WHAT THE EXERCISE ASKS: Every line of the material is to be given again exactly.

DATASET:
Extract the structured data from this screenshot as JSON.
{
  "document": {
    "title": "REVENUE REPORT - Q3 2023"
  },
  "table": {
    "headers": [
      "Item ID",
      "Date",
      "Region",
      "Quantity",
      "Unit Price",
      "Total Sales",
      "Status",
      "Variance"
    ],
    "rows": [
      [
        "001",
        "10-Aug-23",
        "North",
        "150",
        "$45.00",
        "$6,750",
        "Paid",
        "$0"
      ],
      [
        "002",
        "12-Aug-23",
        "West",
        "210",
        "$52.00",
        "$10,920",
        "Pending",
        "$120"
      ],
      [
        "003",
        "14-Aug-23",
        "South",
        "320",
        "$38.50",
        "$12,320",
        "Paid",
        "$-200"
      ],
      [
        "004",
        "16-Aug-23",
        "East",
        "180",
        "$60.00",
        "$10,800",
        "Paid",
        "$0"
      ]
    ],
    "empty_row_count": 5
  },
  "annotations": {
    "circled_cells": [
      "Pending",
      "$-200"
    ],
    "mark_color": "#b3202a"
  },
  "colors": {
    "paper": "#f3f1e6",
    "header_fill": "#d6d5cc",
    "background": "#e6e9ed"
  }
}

WORKED SOLUTION:
Extract the structured data from this screenshot as JSON.
{
  "document": {
    "title": "REVENUE REPORT - Q3 2023"
  },
  "table": {
    "headers": [
      "Item ID",
      "Date",
      "Region",
      "Quantity",
      "Unit Price",
      "Total Sales",
      "Status",
      "Variance"
    ],
    "rows": [
      [
        "001",
        "10-Aug-23",
        "North",
        "150",
        "$45.00",
        "$6,750",
        "Paid",
        "$0"
      ],
      [
        "002",
        "12-Aug-23",
        "West",
        "210",
        "$52.00",
        "$10,920",
        "Pending",
        "$120"
      ],
      [
        "003",
        "14-Aug-23",
        "South",
        "320",
        "$38.50",
        "$12,320",
        "Paid",
        "$-200"
      ],
      [
        "004",
        "16-Aug-23",
        "East",
        "180",
        "$60.00",
        "$10,800",
        "Paid",
        "$0"
      ]
    ],
    "empty_row_count": 5
  },
  "annotations": {
    "circled_cells": [
      "Pending",
      "$-200"
    ],
    "mark_color": "#b3202a"
  },
  "colors": {
    "paper": "#f3f1e6",
    "header_fill": "#d6d5cc",
    "background": "#e6e9ed"
  }
}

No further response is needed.